First and foremost, we support job creators determining what’s right for them and will continue empowering you to do so. You have proven your ability to adapt time and time again over the past year, and that you are ready, willing, and equipped to ensure a safe environment for your employees and the communities you serve. Business is the backbone of our state’s economic recovery and future growth and we must be trusted to re-engage with our customers and stakeholders.
However, we want to take the opportunity to remind members what this news will mean for you and share some important facts to consider while navigating this new normal within the NC business community.
What the order does:
• Lifts most mask requirements, capacity limits, and social distancing rules.

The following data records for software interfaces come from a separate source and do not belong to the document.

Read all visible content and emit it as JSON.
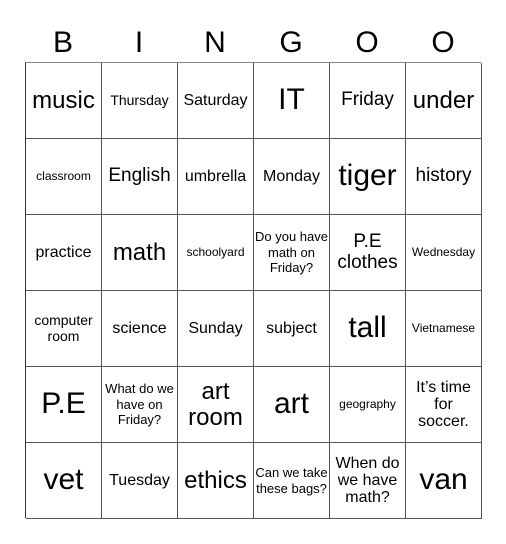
{
  "header": [
    "B",
    "I",
    "N",
    "G",
    "O",
    "O"
  ],
  "cells": [
    [
      "music",
      "Thursday",
      "Saturday",
      "IT",
      "Friday",
      "under"
    ],
    [
      "classroom",
      "English",
      "umbrella",
      "Monday",
      "tiger",
      "history"
    ],
    [
      "practice",
      "math",
      "schoolyard",
      "Do you have math on Friday?",
      "P.E clothes",
      "Wednesday"
    ],
    [
      "computer room",
      "science",
      "Sunday",
      "subject",
      "tall",
      "Vietnamese"
    ],
    [
      "P.E",
      "What do we have on Friday?",
      "art room",
      "art",
      "geography",
      "It’s time for soccer."
    ],
    [
      "vet",
      "Tuesday",
      "ethics",
      "Can we take these bags?",
      "When do we have math?",
      "van"
    ]
  ]
}
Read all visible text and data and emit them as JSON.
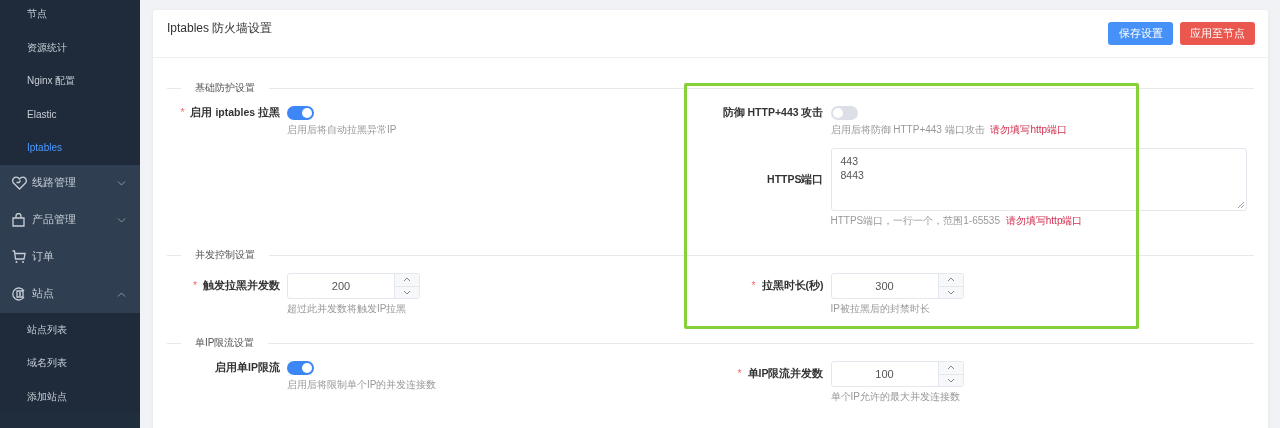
{
  "sidebar": {
    "items": [
      {
        "kind": "sub",
        "label": "节点",
        "selected": false
      },
      {
        "kind": "sub",
        "label": "资源统计",
        "selected": false
      },
      {
        "kind": "sub",
        "label": "Nginx 配置",
        "selected": false
      },
      {
        "kind": "sub",
        "label": "Elastic",
        "selected": false
      },
      {
        "kind": "sub",
        "label": "Iptables",
        "selected": true
      },
      {
        "kind": "group",
        "label": "线路管理",
        "expanded": false
      },
      {
        "kind": "group",
        "label": "产品管理",
        "expanded": false
      },
      {
        "kind": "group",
        "label": "订单"
      },
      {
        "kind": "group",
        "label": "站点",
        "expanded": true
      },
      {
        "kind": "sub",
        "label": "站点列表",
        "selected": false
      },
      {
        "kind": "sub",
        "label": "域名列表",
        "selected": false
      },
      {
        "kind": "sub",
        "label": "添加站点",
        "selected": false
      }
    ]
  },
  "header": {
    "title": "Iptables 防火墙设置",
    "buttons": [
      {
        "label": "保存设置",
        "kind": "primary"
      },
      {
        "label": "应用至节点",
        "kind": "danger"
      }
    ]
  },
  "sections": [
    {
      "title": "基础防护设置",
      "left": [
        {
          "kind": "toggle",
          "label": "启用 iptables 拉黑",
          "required_mark": "*",
          "on": true,
          "help": "启用后将自动拉黑异常IP"
        }
      ],
      "right": [
        {
          "kind": "toggle",
          "label": "防御 HTTP+443 攻击",
          "on": false,
          "help": "启用后将防御 HTTP+443 端口攻击",
          "warning": "请勿填写http端口"
        },
        {
          "kind": "textarea",
          "label": "HTTPS端口",
          "lines": [
            "443",
            "8443"
          ],
          "help": "HTTPS端口，一行一个，范围1-65535",
          "warning": "请勿填写http端口"
        }
      ]
    },
    {
      "title": "并发控制设置",
      "left": [
        {
          "kind": "number",
          "label": "触发拉黑并发数",
          "required_mark": "*",
          "value": "200",
          "help": "超过此并发数将触发IP拉黑"
        }
      ],
      "right": [
        {
          "kind": "number",
          "label": "拉黑时长(秒)",
          "required_mark": "*",
          "value": "300",
          "help": "IP被拉黑后的封禁时长"
        }
      ]
    },
    {
      "title": "单IP限流设置",
      "left": [
        {
          "kind": "toggle",
          "label": "启用单IP限流",
          "on": true,
          "help": "启用后将限制单个IP的并发连接数"
        }
      ],
      "right": [
        {
          "kind": "number",
          "label": "单IP限流并发数",
          "required_mark": "*",
          "value": "100",
          "help": "单个IP允许的最大并发连接数"
        }
      ]
    }
  ]
}
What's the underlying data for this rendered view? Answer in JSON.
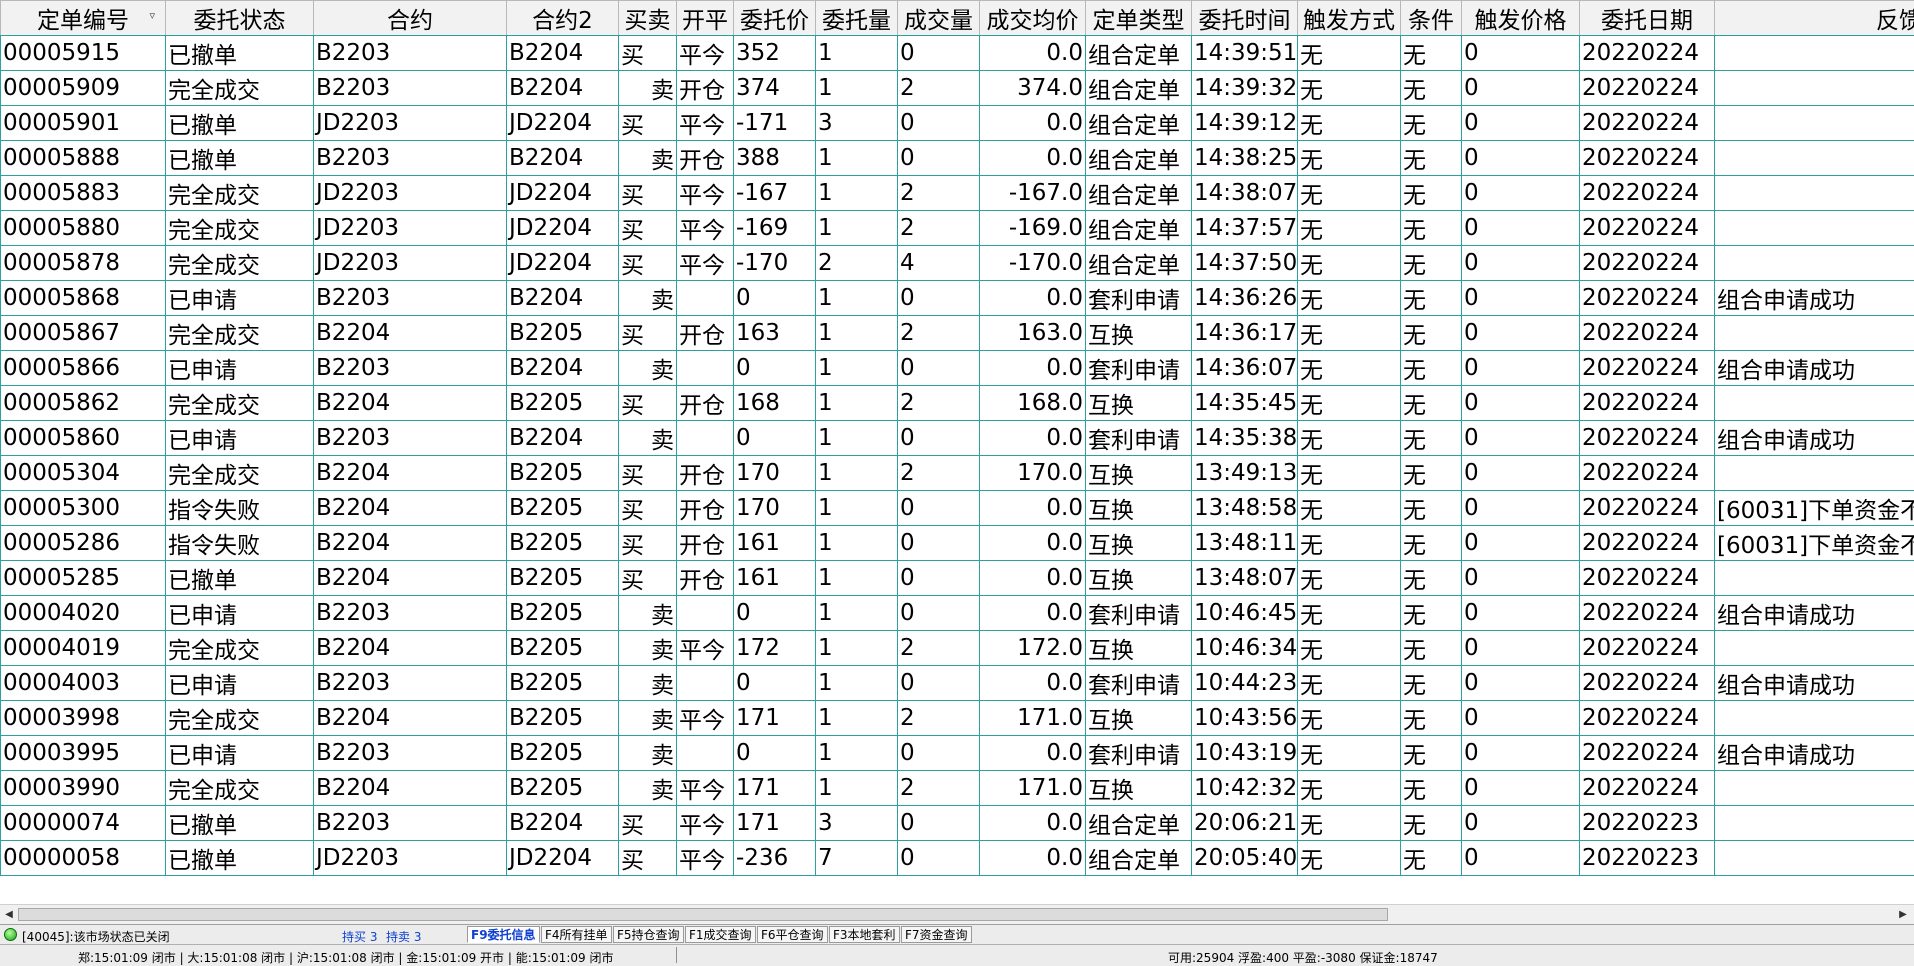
{
  "columns": [
    "定单编号",
    "委托状态",
    "合约",
    "合约2",
    "买卖",
    "开平",
    "委托价",
    "委托量",
    "成交量",
    "成交均价",
    "定单类型",
    "委托时间",
    "触发方式",
    "条件",
    "触发价格",
    "委托日期",
    "反馈"
  ],
  "rows": [
    {
      "id": "00005915",
      "status": "已撤单",
      "status_color": "olive",
      "c1": "B2203",
      "c2": "B2204",
      "bs": "买",
      "bs_color": "red",
      "oc": "平今",
      "oc_color": "green",
      "price": "352",
      "qty": "1",
      "filled": "0",
      "filled_color": "black",
      "avg": "0.0",
      "type": "组合定单",
      "time": "14:39:51",
      "trig": "无",
      "cond": "无",
      "tprice": "0",
      "date": "20220224",
      "fb": ""
    },
    {
      "id": "00005909",
      "status": "完全成交",
      "status_color": "green",
      "c1": "B2203",
      "c2": "B2204",
      "bs": "卖",
      "bs_color": "green",
      "oc": "开仓",
      "oc_color": "red",
      "price": "374",
      "qty": "1",
      "filled": "2",
      "filled_color": "red",
      "avg": "374.0",
      "type": "组合定单",
      "time": "14:39:32",
      "trig": "无",
      "cond": "无",
      "tprice": "0",
      "date": "20220224",
      "fb": ""
    },
    {
      "id": "00005901",
      "status": "已撤单",
      "status_color": "olive",
      "c1": "JD2203",
      "c2": "JD2204",
      "bs": "买",
      "bs_color": "red",
      "oc": "平今",
      "oc_color": "green",
      "price": "-171",
      "qty": "3",
      "filled": "0",
      "filled_color": "black",
      "avg": "0.0",
      "type": "组合定单",
      "time": "14:39:12",
      "trig": "无",
      "cond": "无",
      "tprice": "0",
      "date": "20220224",
      "fb": ""
    },
    {
      "id": "00005888",
      "status": "已撤单",
      "status_color": "olive",
      "c1": "B2203",
      "c2": "B2204",
      "bs": "卖",
      "bs_color": "green",
      "oc": "开仓",
      "oc_color": "red",
      "price": "388",
      "qty": "1",
      "filled": "0",
      "filled_color": "black",
      "avg": "0.0",
      "type": "组合定单",
      "time": "14:38:25",
      "trig": "无",
      "cond": "无",
      "tprice": "0",
      "date": "20220224",
      "fb": ""
    },
    {
      "id": "00005883",
      "status": "完全成交",
      "status_color": "green",
      "c1": "JD2203",
      "c2": "JD2204",
      "bs": "买",
      "bs_color": "red",
      "oc": "平今",
      "oc_color": "green",
      "price": "-167",
      "qty": "1",
      "filled": "2",
      "filled_color": "red",
      "avg": "-167.0",
      "type": "组合定单",
      "time": "14:38:07",
      "trig": "无",
      "cond": "无",
      "tprice": "0",
      "date": "20220224",
      "fb": ""
    },
    {
      "id": "00005880",
      "status": "完全成交",
      "status_color": "green",
      "c1": "JD2203",
      "c2": "JD2204",
      "bs": "买",
      "bs_color": "red",
      "oc": "平今",
      "oc_color": "green",
      "price": "-169",
      "qty": "1",
      "filled": "2",
      "filled_color": "red",
      "avg": "-169.0",
      "type": "组合定单",
      "time": "14:37:57",
      "trig": "无",
      "cond": "无",
      "tprice": "0",
      "date": "20220224",
      "fb": ""
    },
    {
      "id": "00005878",
      "status": "完全成交",
      "status_color": "green",
      "c1": "JD2203",
      "c2": "JD2204",
      "bs": "买",
      "bs_color": "red",
      "oc": "平今",
      "oc_color": "green",
      "price": "-170",
      "qty": "2",
      "filled": "4",
      "filled_color": "red",
      "avg": "-170.0",
      "type": "组合定单",
      "time": "14:37:50",
      "trig": "无",
      "cond": "无",
      "tprice": "0",
      "date": "20220224",
      "fb": ""
    },
    {
      "id": "00005868",
      "status": "已申请",
      "status_color": "black",
      "c1": "B2203",
      "c2": "B2204",
      "bs": "卖",
      "bs_color": "green",
      "oc": "",
      "oc_color": "black",
      "price": "0",
      "qty": "1",
      "filled": "0",
      "filled_color": "black",
      "avg": "0.0",
      "type": "套利申请",
      "time": "14:36:26",
      "trig": "无",
      "cond": "无",
      "tprice": "0",
      "date": "20220224",
      "fb": "组合申请成功"
    },
    {
      "id": "00005867",
      "status": "完全成交",
      "status_color": "green",
      "c1": "B2204",
      "c2": "B2205",
      "bs": "买",
      "bs_color": "red",
      "oc": "开仓",
      "oc_color": "red",
      "price": "163",
      "qty": "1",
      "filled": "2",
      "filled_color": "red",
      "avg": "163.0",
      "type": "互换",
      "time": "14:36:17",
      "trig": "无",
      "cond": "无",
      "tprice": "0",
      "date": "20220224",
      "fb": ""
    },
    {
      "id": "00005866",
      "status": "已申请",
      "status_color": "black",
      "c1": "B2203",
      "c2": "B2204",
      "bs": "卖",
      "bs_color": "green",
      "oc": "",
      "oc_color": "black",
      "price": "0",
      "qty": "1",
      "filled": "0",
      "filled_color": "black",
      "avg": "0.0",
      "type": "套利申请",
      "time": "14:36:07",
      "trig": "无",
      "cond": "无",
      "tprice": "0",
      "date": "20220224",
      "fb": "组合申请成功"
    },
    {
      "id": "00005862",
      "status": "完全成交",
      "status_color": "green",
      "c1": "B2204",
      "c2": "B2205",
      "bs": "买",
      "bs_color": "red",
      "oc": "开仓",
      "oc_color": "red",
      "price": "168",
      "qty": "1",
      "filled": "2",
      "filled_color": "red",
      "avg": "168.0",
      "type": "互换",
      "time": "14:35:45",
      "trig": "无",
      "cond": "无",
      "tprice": "0",
      "date": "20220224",
      "fb": ""
    },
    {
      "id": "00005860",
      "status": "已申请",
      "status_color": "black",
      "c1": "B2203",
      "c2": "B2204",
      "bs": "卖",
      "bs_color": "green",
      "oc": "",
      "oc_color": "black",
      "price": "0",
      "qty": "1",
      "filled": "0",
      "filled_color": "black",
      "avg": "0.0",
      "type": "套利申请",
      "time": "14:35:38",
      "trig": "无",
      "cond": "无",
      "tprice": "0",
      "date": "20220224",
      "fb": "组合申请成功"
    },
    {
      "id": "00005304",
      "status": "完全成交",
      "status_color": "green",
      "c1": "B2204",
      "c2": "B2205",
      "bs": "买",
      "bs_color": "red",
      "oc": "开仓",
      "oc_color": "red",
      "price": "170",
      "qty": "1",
      "filled": "2",
      "filled_color": "red",
      "avg": "170.0",
      "type": "互换",
      "time": "13:49:13",
      "trig": "无",
      "cond": "无",
      "tprice": "0",
      "date": "20220224",
      "fb": ""
    },
    {
      "id": "00005300",
      "status": "指令失败",
      "status_color": "red",
      "c1": "B2204",
      "c2": "B2205",
      "bs": "买",
      "bs_color": "red",
      "oc": "开仓",
      "oc_color": "red",
      "price": "170",
      "qty": "1",
      "filled": "0",
      "filled_color": "black",
      "avg": "0.0",
      "type": "互换",
      "time": "13:48:58",
      "trig": "无",
      "cond": "无",
      "tprice": "0",
      "date": "20220224",
      "fb": "[60031]下单资金不"
    },
    {
      "id": "00005286",
      "status": "指令失败",
      "status_color": "red",
      "c1": "B2204",
      "c2": "B2205",
      "bs": "买",
      "bs_color": "red",
      "oc": "开仓",
      "oc_color": "red",
      "price": "161",
      "qty": "1",
      "filled": "0",
      "filled_color": "black",
      "avg": "0.0",
      "type": "互换",
      "time": "13:48:11",
      "trig": "无",
      "cond": "无",
      "tprice": "0",
      "date": "20220224",
      "fb": "[60031]下单资金不"
    },
    {
      "id": "00005285",
      "status": "已撤单",
      "status_color": "olive",
      "c1": "B2204",
      "c2": "B2205",
      "bs": "买",
      "bs_color": "red",
      "oc": "开仓",
      "oc_color": "red",
      "price": "161",
      "qty": "1",
      "filled": "0",
      "filled_color": "black",
      "avg": "0.0",
      "type": "互换",
      "time": "13:48:07",
      "trig": "无",
      "cond": "无",
      "tprice": "0",
      "date": "20220224",
      "fb": ""
    },
    {
      "id": "00004020",
      "status": "已申请",
      "status_color": "black",
      "c1": "B2203",
      "c2": "B2205",
      "bs": "卖",
      "bs_color": "green",
      "oc": "",
      "oc_color": "black",
      "price": "0",
      "qty": "1",
      "filled": "0",
      "filled_color": "black",
      "avg": "0.0",
      "type": "套利申请",
      "time": "10:46:45",
      "trig": "无",
      "cond": "无",
      "tprice": "0",
      "date": "20220224",
      "fb": "组合申请成功"
    },
    {
      "id": "00004019",
      "status": "完全成交",
      "status_color": "green",
      "c1": "B2204",
      "c2": "B2205",
      "bs": "卖",
      "bs_color": "green",
      "oc": "平今",
      "oc_color": "green",
      "price": "172",
      "qty": "1",
      "filled": "2",
      "filled_color": "red",
      "avg": "172.0",
      "type": "互换",
      "time": "10:46:34",
      "trig": "无",
      "cond": "无",
      "tprice": "0",
      "date": "20220224",
      "fb": ""
    },
    {
      "id": "00004003",
      "status": "已申请",
      "status_color": "black",
      "c1": "B2203",
      "c2": "B2205",
      "bs": "卖",
      "bs_color": "green",
      "oc": "",
      "oc_color": "black",
      "price": "0",
      "qty": "1",
      "filled": "0",
      "filled_color": "black",
      "avg": "0.0",
      "type": "套利申请",
      "time": "10:44:23",
      "trig": "无",
      "cond": "无",
      "tprice": "0",
      "date": "20220224",
      "fb": "组合申请成功"
    },
    {
      "id": "00003998",
      "status": "完全成交",
      "status_color": "green",
      "c1": "B2204",
      "c2": "B2205",
      "bs": "卖",
      "bs_color": "green",
      "oc": "平今",
      "oc_color": "green",
      "price": "171",
      "qty": "1",
      "filled": "2",
      "filled_color": "red",
      "avg": "171.0",
      "type": "互换",
      "time": "10:43:56",
      "trig": "无",
      "cond": "无",
      "tprice": "0",
      "date": "20220224",
      "fb": ""
    },
    {
      "id": "00003995",
      "status": "已申请",
      "status_color": "black",
      "c1": "B2203",
      "c2": "B2205",
      "bs": "卖",
      "bs_color": "green",
      "oc": "",
      "oc_color": "black",
      "price": "0",
      "qty": "1",
      "filled": "0",
      "filled_color": "black",
      "avg": "0.0",
      "type": "套利申请",
      "time": "10:43:19",
      "trig": "无",
      "cond": "无",
      "tprice": "0",
      "date": "20220224",
      "fb": "组合申请成功"
    },
    {
      "id": "00003990",
      "status": "完全成交",
      "status_color": "green",
      "c1": "B2204",
      "c2": "B2205",
      "bs": "卖",
      "bs_color": "green",
      "oc": "平今",
      "oc_color": "green",
      "price": "171",
      "qty": "1",
      "filled": "2",
      "filled_color": "red",
      "avg": "171.0",
      "type": "互换",
      "time": "10:42:32",
      "trig": "无",
      "cond": "无",
      "tprice": "0",
      "date": "20220224",
      "fb": ""
    },
    {
      "id": "00000074",
      "status": "已撤单",
      "status_color": "olive",
      "c1": "B2203",
      "c2": "B2204",
      "bs": "买",
      "bs_color": "red",
      "oc": "平今",
      "oc_color": "green",
      "price": "171",
      "qty": "3",
      "filled": "0",
      "filled_color": "black",
      "avg": "0.0",
      "type": "组合定单",
      "time": "20:06:21",
      "trig": "无",
      "cond": "无",
      "tprice": "0",
      "date": "20220223",
      "fb": ""
    },
    {
      "id": "00000058",
      "status": "已撤单",
      "status_color": "olive",
      "c1": "JD2203",
      "c2": "JD2204",
      "bs": "买",
      "bs_color": "red",
      "oc": "平今",
      "oc_color": "green",
      "price": "-236",
      "qty": "7",
      "filled": "0",
      "filled_color": "black",
      "avg": "0.0",
      "type": "组合定单",
      "time": "20:05:40",
      "trig": "无",
      "cond": "无",
      "tprice": "0",
      "date": "20220223",
      "fb": ""
    }
  ],
  "statusbar": {
    "message": "[40045]:该市场状态已关闭",
    "buy_positions": "持买 3",
    "sell_positions": "持卖 3",
    "tabs": [
      "F9委托信息",
      "F4所有挂单",
      "F5持仓查询",
      "F1成交查询",
      "F6平仓查询",
      "F3本地套利",
      "F7资金查询"
    ],
    "active_tab": "F9委托信息",
    "market_times": "郑:15:01:09 闭市 | 大:15:01:08 闭市 | 沪:15:01:08 闭市 | 金:15:01:09 开市 | 能:15:01:09 闭市",
    "account_info": "可用:25904 浮盈:400 平盈:-3080 保证金:18747"
  },
  "colors": {
    "green": "#008000",
    "olive": "#8a8a00",
    "red": "#ff0000",
    "grid": "#2aa0a0",
    "tab_active": "#1040d0"
  },
  "icons": [
    "sort-desc-icon",
    "scroll-left-icon",
    "scroll-right-icon",
    "connection-status-icon"
  ]
}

• Enables private businesses to continue requiring customers and employees to wear masks.
• Recommends that unvaccinated individuals continue wearing a mask in recommended settings and maintain social distance.
• Upholds a mask mandate for all individuals, unvaccinated and vaccinated, in settings such as public transportation, childcare, congregate housing, camps, schools, and health care settings.
• Strongly recommends wearing a mask indoors at large venues such as sporting events.
What to consider:
• Keep up to date: Currently, the Governor and CDC recommend only vaccinated people go without masks in indoor settings. The Occupational Safety and Health Administration (“OSHA”) will publish updated guidelines this month, which we would encourage businesses to review and consider. The NC Chamber does regard the CDC as a trusted authority; however, it is important to note that CDC guidance does not preempt state or local laws.
• Engage your response team: Utilize your designated team members to educate employees about new workplace rules, as well as the timeliest state and national regulations and any legal implications. As an example, while the EEOC does allow people to ask about vaccination status, having signage that allows some people to unmask and not others could open companies up to legal issues specifically among protected classes, such as individuals with disabilities or those of certain religions. It is something worth considering when determining whether to require masks of patrons.
• Consider interactions with the public: Private businesses can still require face coverings. If you’re a company that plans to still require masks, you know some patrons or even employees may not bring their own masks due to the latest state guidance. Consider how you will address and remedy any unmasked customers or potentially contentious interactions. Providing appropriate signage before people enter the premise sets clear ground rules for all individuals.
• Communicate with employees: Continue to engage in open communication by encouraging verbal and written feedback via the channel you deem most effective for your organization. Create a culture of shared responsibility and continue strong emphasis on handwashing. Also, be prepared to answer common questions such as whether coming back to work is voluntary. Lastly, what is your policy regarding employee vaccination, and how you will remedy employee concerns about returning to work or working with unvaccinated individuals? At the NC Chamber, we’ve already communicated several updates to staff and will continue to provide timely updates as the dynamics and guidance changes.
• Acknowledge the uncertainty: There are reports that as recently as last week, OSHA was considering mandating masks at work, at least for employees who work indoors. The CDC’s May 13th update to its recommendations regarding masks seems to have halted OSHA’s plans, which were already overdue given President Biden’s directive that they develop any necessary emergency temporary standards on COVID-19 by March 15th. At the NC Chamber, we recognize that for business to flourish, predictability and certainty regarding the regulatory and safety environment are of utmost importance. We will continue to press policy leaders to be as decisive as possible and to be equally as decisive in updating their guidance and mandates.
We want every single one of our members to feel well supported and empowered to succeed in this still unpredictable time within the business community. And we encourage you to utilize the NC Chamber as a resource as we navigate this new normal together. We’re reworking our COVID resource page in the coming weeks to account for this dynamic shift and look forward to sharing big changes to that site!
Gary J. Salamido
President and CEO